[Dataset rows for apps and sites]
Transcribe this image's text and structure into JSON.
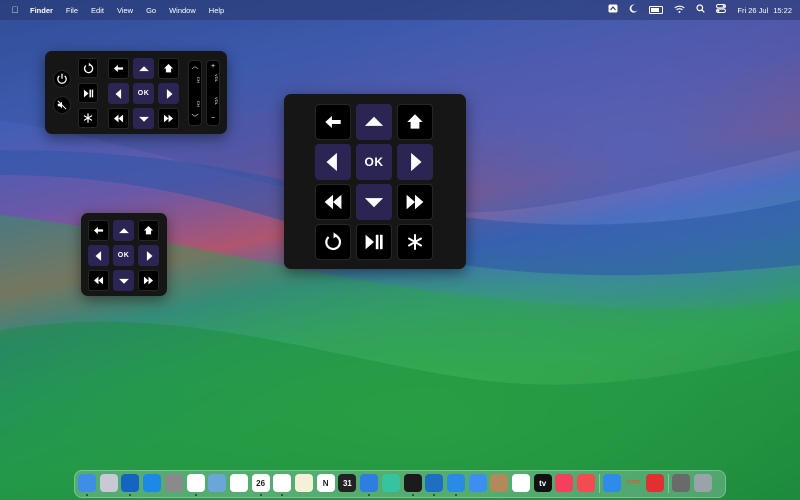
{
  "menubar": {
    "apple_icon": "apple-logo-icon",
    "app_name": "Finder",
    "menus": [
      "File",
      "Edit",
      "View",
      "Go",
      "Window",
      "Help"
    ],
    "status_icons": [
      "screen-share-icon",
      "focus-moon-icon",
      "battery-icon",
      "wifi-icon",
      "search-icon",
      "control-center-icon"
    ],
    "battery_level": 0.8,
    "clock": {
      "date": "Fri 26 Jul",
      "time": "15:22"
    }
  },
  "remote": {
    "ok_label": "OK",
    "accent_color": "#2a2552",
    "button_color": "#000000",
    "panel_color": "#161616",
    "small_remote_buttons": [
      "power-icon",
      "replay-icon",
      "mute-icon",
      "play-pause-icon",
      "asterisk-icon",
      "back-arrow-icon",
      "up-chevron-icon",
      "home-icon",
      "left-chevron-icon",
      "ok",
      "right-chevron-icon",
      "rewind-icon",
      "down-chevron-icon",
      "fast-forward-icon",
      "channel-rocker",
      "volume-rocker"
    ],
    "channel_label": "CH",
    "volume_label": "VOL",
    "plus_label": "+",
    "minus_label": "−"
  },
  "dock": {
    "apps": [
      {
        "name": "Finder",
        "color": "#3f8ee6"
      },
      {
        "name": "Launchpad",
        "color": "#c9c9d6"
      },
      {
        "name": "Outlook",
        "color": "#1565c0"
      },
      {
        "name": "App Store",
        "color": "#1e88e5"
      },
      {
        "name": "System Settings",
        "color": "#8a8a8a"
      },
      {
        "name": "Slack",
        "color": "#ffffff"
      },
      {
        "name": "Preview",
        "color": "#6aa7d8"
      },
      {
        "name": "Photos",
        "color": "#ffffff"
      },
      {
        "name": "Calendar",
        "color": "#ffffff",
        "label": "26"
      },
      {
        "name": "Reminders",
        "color": "#ffffff"
      },
      {
        "name": "Notes",
        "color": "#f5f0d8"
      },
      {
        "name": "Notion",
        "color": "#ffffff",
        "label": "N"
      },
      {
        "name": "Notion Calendar",
        "color": "#222222",
        "label": "31"
      },
      {
        "name": "Maps",
        "color": "#2e7de0"
      },
      {
        "name": "Sequence",
        "color": "#36c3a0"
      },
      {
        "name": "Terminal",
        "color": "#1b1b1b"
      },
      {
        "name": "VS Code",
        "color": "#1e6fc3"
      },
      {
        "name": "Safari",
        "color": "#2a8be6"
      },
      {
        "name": "Mail",
        "color": "#3c8ff0"
      },
      {
        "name": "Keka",
        "color": "#b08a5a"
      },
      {
        "name": "Freeform",
        "color": "#ffffff"
      },
      {
        "name": "Apple TV",
        "color": "#111111",
        "label": "tv"
      },
      {
        "name": "Music",
        "color": "#f3405f"
      },
      {
        "name": "News",
        "color": "#f24b52"
      },
      {
        "name": "Pages",
        "color": "#2f8bea"
      },
      {
        "name": "HTTP Toolkit",
        "color": "#e3532f",
        "label": "HTTP"
      },
      {
        "name": "Remote",
        "color": "#e03030"
      },
      {
        "name": "Downloads",
        "color": "#6a6a6a"
      },
      {
        "name": "Trash",
        "color": "#9aa3a8"
      }
    ]
  }
}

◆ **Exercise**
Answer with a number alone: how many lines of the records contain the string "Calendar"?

◆ **Task solution**
2